Royal Dutch Shell’s expansion in Canada’s controversial tar sands will be “very much slower” than in recent years, the company’s new chief executive has said, as the group makes a strategic shift away from high-cost “unconventional” oil production.

Peter Voser, who took over at Europe’s second-largest oil and gas group in July, told the Financial Times that Shell now planned to rely more on conventional oil and gas reserves for its future growth.

The shift back to conventional oil and gas represents a break from the strategy of Jeroen van der Veer, Shell’s previous chief, who planned a steep rise in the share of the company’s production coming from unconventional resources.

It represents a vote of confidence in Shell’s ability to find new oil and gas fields, which has in the past been one of the group’s weaknesses.

Stuart Staniford said...

BTW: To all the folks coming in this morning from gov.ab.ca: Hi! If you'd like to send some kind of official response or clarification, I'm happy to post it.

david.sands said...

Hi Stuart. Check here for oil sands production data, parsed by bitumen and SCO. If the info you seek is not there, let me know: http://www.ercb.ca/docs/products/sts/st98-2009-Data.ppt

- David Sands, Government of Alberta

Stuart Staniford said...

Thanks David - will check that out later in the day.

KLR said...

Thanks for doing some legwork, Stuart. I asked Rembrandt Koppelar for info about petroleum use in European electrical generation, he was stumped. This is a favorite hobby horse of mine, the US divested itself of about 1.6 mb/d 1978-1983, and I'm curious what the equivalent was in Europe - you can see it in IEA graphs, but I can't get any numbers, info only goes back to 1984. I also can't figure out if I can get it from IEA through their pay services.

Hmm, decided to do some legwork before hitting the Publish button, and I've found 1980 figures in this IEA pdf (15 mb!): Electricity in European Economies in Transition.

Very handy guide you have here. Perhaps the equivalent could be cooked up for Sistema de Informaci├│n Energ├ętica, which is where you get those monthly Pemex production numbers. You don't have to grease any palms - surprising that Mexico is more liberal with info than Canada! - but you do have to figure about some simple Spanish - you can't run the site through a language translator.

The idea of sharing bookmarks and spreadsheets with this sort of info appeals to me. I've built up a big EIA data .ods - found a puzzling discrepancy in there, too. Here's some nice spreadsheets courtesy of the graphoilogy boys. Posted 2006 but hey, production data for 1859!

KLR said...

Even better: Electricity Supply in the OECD Structure, Ownership and Regulation in OECD Countries (24.7 mb pdf) That last was Eastern Block stuff. This one has figures down to the last mtoe.

Des said...

Louis Helbig is a young aerial photographer that has taken many photos of the tar sands while flying the plane!
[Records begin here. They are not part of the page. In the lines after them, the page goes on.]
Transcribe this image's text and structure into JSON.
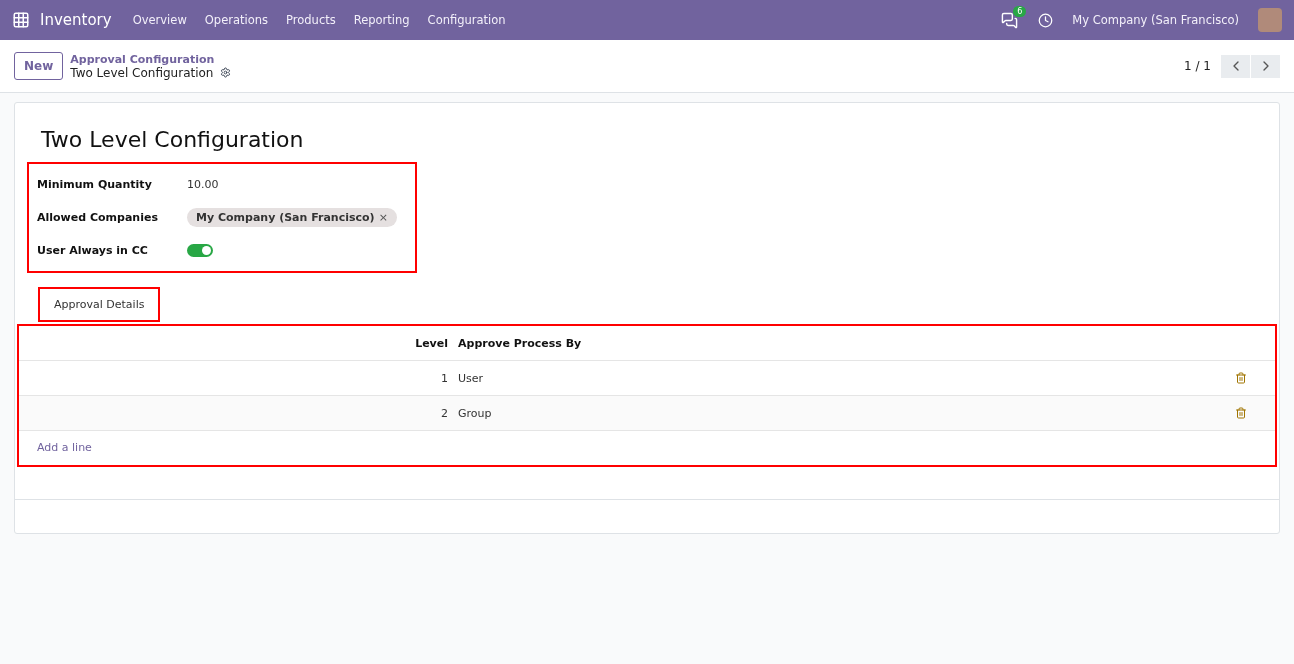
{
  "navbar": {
    "app": "Inventory",
    "menu": [
      "Overview",
      "Operations",
      "Products",
      "Reporting",
      "Configuration"
    ],
    "message_count": "6",
    "company": "My Company (San Francisco)"
  },
  "control_panel": {
    "new_button": "New",
    "breadcrumb": "Approval Configuration",
    "record": "Two Level Configuration",
    "pager": "1 / 1"
  },
  "form": {
    "title": "Two Level Configuration",
    "fields": [
      {
        "kind": "text",
        "label": "Minimum Quantity",
        "value": "10.00"
      },
      {
        "kind": "tags",
        "label": "Allowed Companies",
        "tags": [
          "My Company (San Francisco)"
        ],
        "remove": "×"
      },
      {
        "kind": "toggle",
        "label": "User Always in CC",
        "on": true
      }
    ],
    "tabs": [
      {
        "label": "Approval Details",
        "selected": true
      }
    ],
    "table": {
      "columns": [
        "Level",
        "Approve Process By"
      ],
      "rows": [
        {
          "level": "1",
          "by": "User"
        },
        {
          "level": "2",
          "by": "Group"
        }
      ],
      "add_line": "Add a line"
    }
  }
}
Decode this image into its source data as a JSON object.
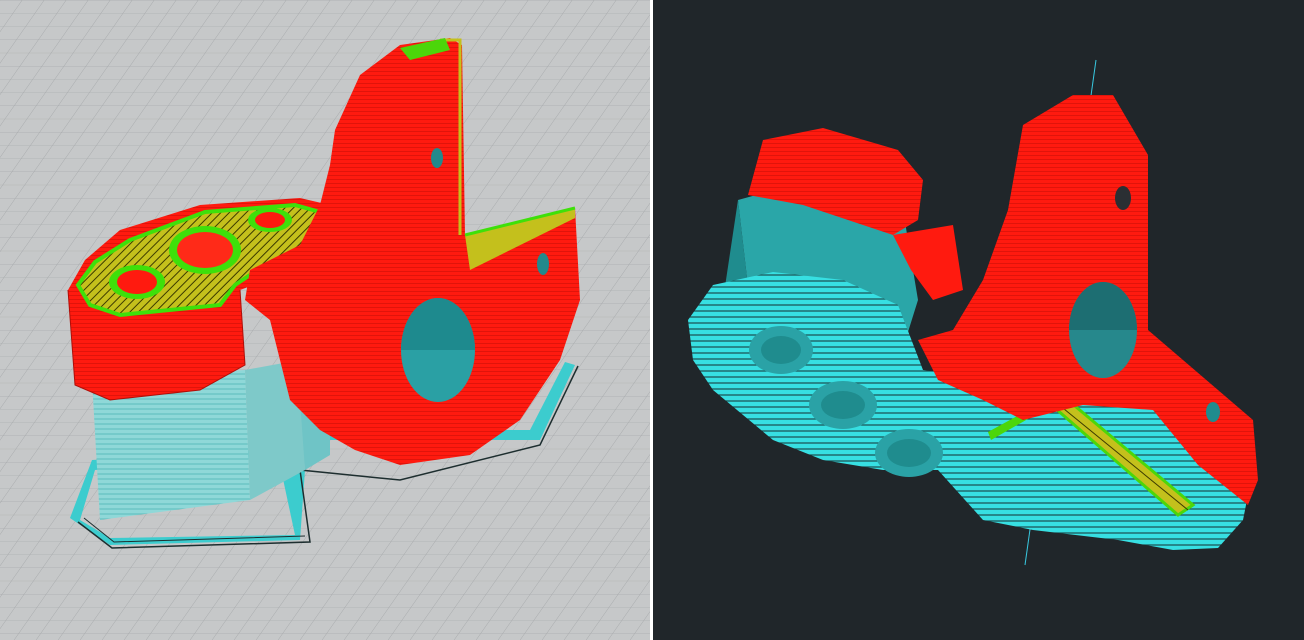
{
  "colors": {
    "perimeter": "#ff1a0f",
    "perimeter_shade": "#d40f08",
    "infill": "#b6b81e",
    "infill_line": "#343400",
    "solid_infill": "#4cd60a",
    "support_skirt": "#38e4e8",
    "support_shade": "#2aa0a4",
    "bed_light": "#c6c8c9",
    "bed_grid": "#9ea2a4",
    "dark_bg": "#20262a"
  },
  "views": [
    {
      "id": "left",
      "background": "light-grid-bed"
    },
    {
      "id": "right",
      "background": "dark"
    }
  ]
}
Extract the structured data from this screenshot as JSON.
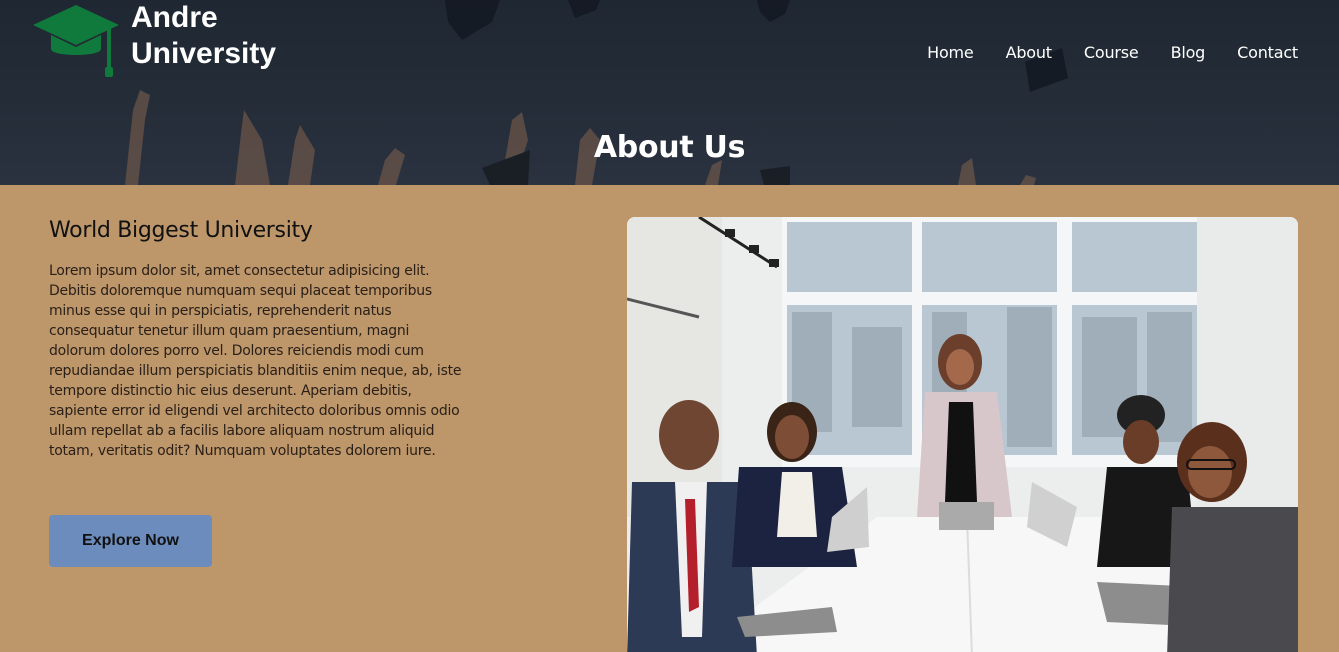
{
  "brand": {
    "line1": "Andre",
    "line2": "University"
  },
  "nav": {
    "items": [
      {
        "label": "Home"
      },
      {
        "label": "About"
      },
      {
        "label": "Course"
      },
      {
        "label": "Blog"
      },
      {
        "label": "Contact"
      }
    ]
  },
  "hero": {
    "title": "About Us"
  },
  "about": {
    "heading": "World Biggest University",
    "body": "Lorem ipsum dolor sit, amet consectetur adipisicing elit. Debitis doloremque numquam sequi placeat temporibus minus esse qui in perspiciatis, reprehenderit natus consequatur tenetur illum quam praesentium, magni dolorum dolores porro vel. Dolores reiciendis modi cum repudiandae illum perspiciatis blanditiis enim neque, ab, iste tempore distinctio hic eius deserunt. Aperiam debitis, sapiente error id eligendi vel architecto doloribus omnis odio ullam repellat ab a facilis labore aliquam nostrum aliquid totam, veritatis odit? Numquam voluptates dolorem iure.",
    "button_label": "Explore Now"
  },
  "colors": {
    "content_bg": "#bd966a",
    "hero_bg": "#252d39",
    "logo_green": "#0f7a3c",
    "button_bg": "#6b8cbd"
  },
  "icons": {
    "logo": "graduation-cap-icon"
  }
}
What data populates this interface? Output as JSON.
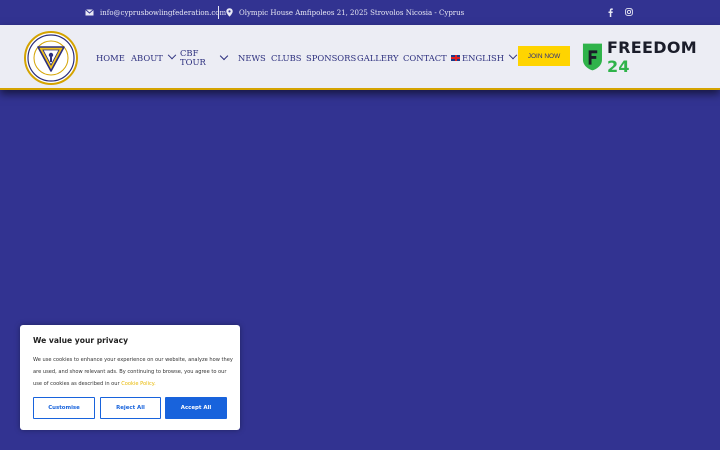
{
  "topbar": {
    "email": "info@cyprusbowlingfederation.com",
    "address": "Olympic House Amfipoleos 21, 2025 Strovolos Nicosia - Cyprus"
  },
  "nav": {
    "home": "HOME",
    "about": "ABOUT",
    "cbf_line1": "CBF",
    "cbf_line2": "TOUR",
    "news": "NEWS",
    "clubs": "CLUBS",
    "sponsors": "SPONSORS",
    "gallery": "GALLERY",
    "contact": "CONTACT",
    "language": "ENGLISH",
    "join": "JOIN NOW"
  },
  "sponsor": {
    "word": "FREEDOM",
    "number": "24"
  },
  "cookie": {
    "title": "We value your privacy",
    "text": "We use cookies to enhance your experience on our website, analyze how they are used, and show relevant ads. By continuing to browse, you agree to our use of cookies as described in our",
    "policy_link": "Cookie Policy.",
    "customise": "Customise",
    "reject": "Reject All",
    "accept": "Accept All"
  },
  "colors": {
    "brand_blue": "#323391",
    "accent_yellow": "#ffd400",
    "button_blue": "#1863dc",
    "sponsor_green": "#2fb34a"
  }
}
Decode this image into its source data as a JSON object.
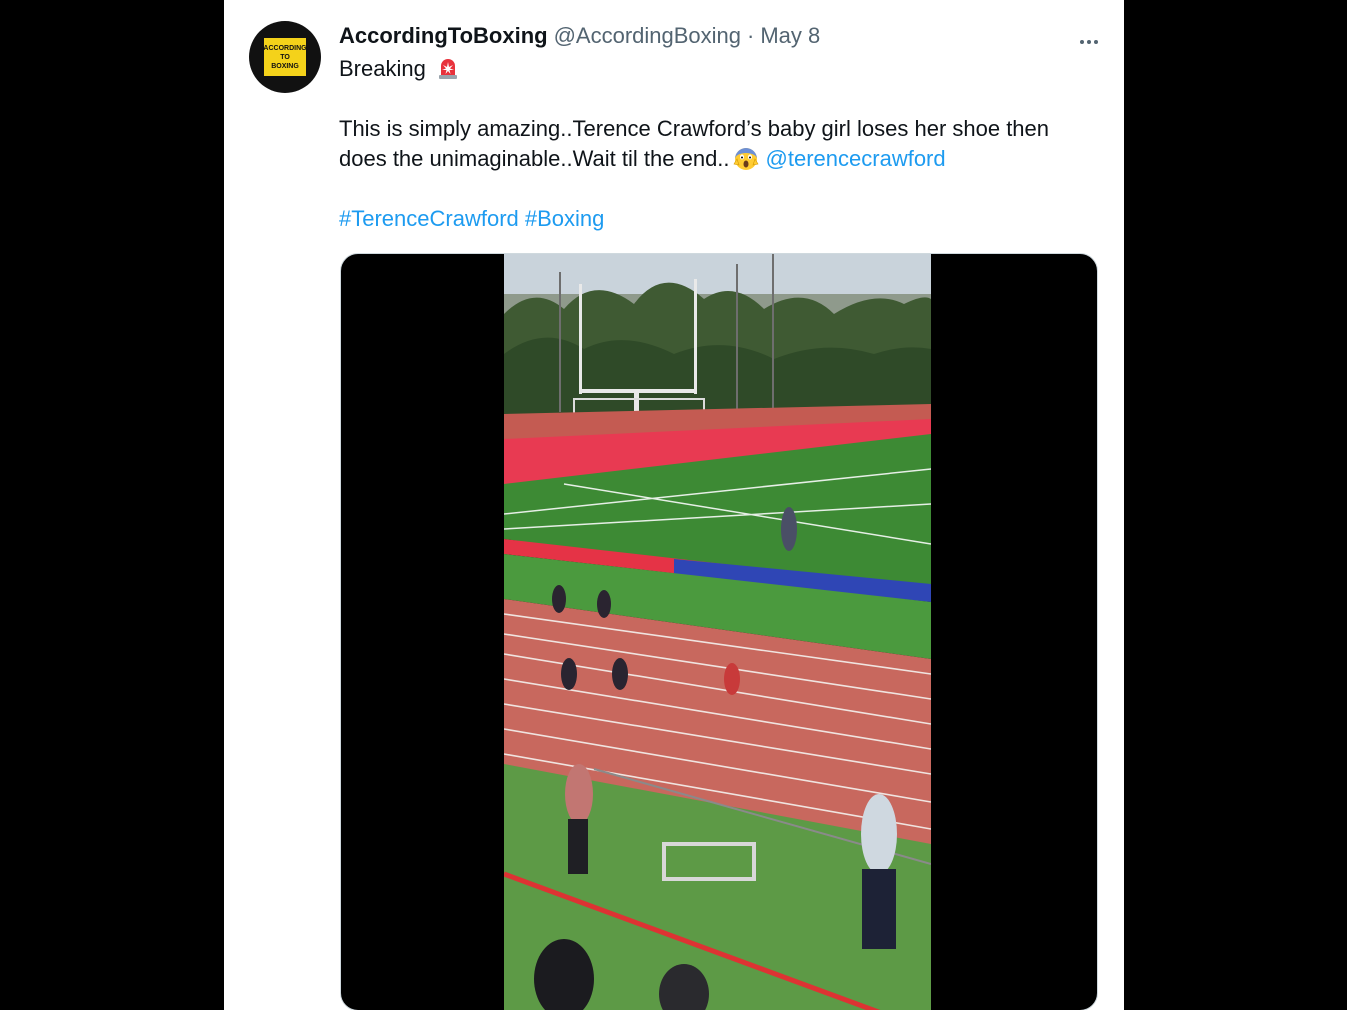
{
  "tweet": {
    "author": {
      "display_name": "AccordingToBoxing",
      "handle": "@AccordingBoxing",
      "avatar_text": [
        "ACCORDING",
        "TO",
        "BOXING"
      ]
    },
    "separator": "·",
    "date": "May 8",
    "text": {
      "line1": "Breaking",
      "line2": "This is simply amazing..Terence Crawford’s baby girl loses her shoe then",
      "line3": "does the unimaginable..Wait til the end..",
      "mention": "@terencecrawford",
      "hashtags": [
        "#TerenceCrawford",
        "#Boxing"
      ]
    },
    "icons": {
      "siren": "police-light-emoji-icon",
      "scream": "face-screaming-emoji-icon",
      "more": "more-options-icon"
    },
    "media": {
      "type": "video",
      "scene": "children running on a track at a stadium"
    }
  },
  "colors": {
    "link": "#1d9bf0",
    "text": "#0f1419",
    "secondary": "#536471",
    "background": "#ffffff",
    "page_background": "#000000"
  }
}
More pictures at his site of 'beautiful' destruction. One of these pictures was my xmas present. It was called effluvial fan. What can I say - even a tailing pond can have artistic value.

The photographer's website is here:http://www.louishelbig.com/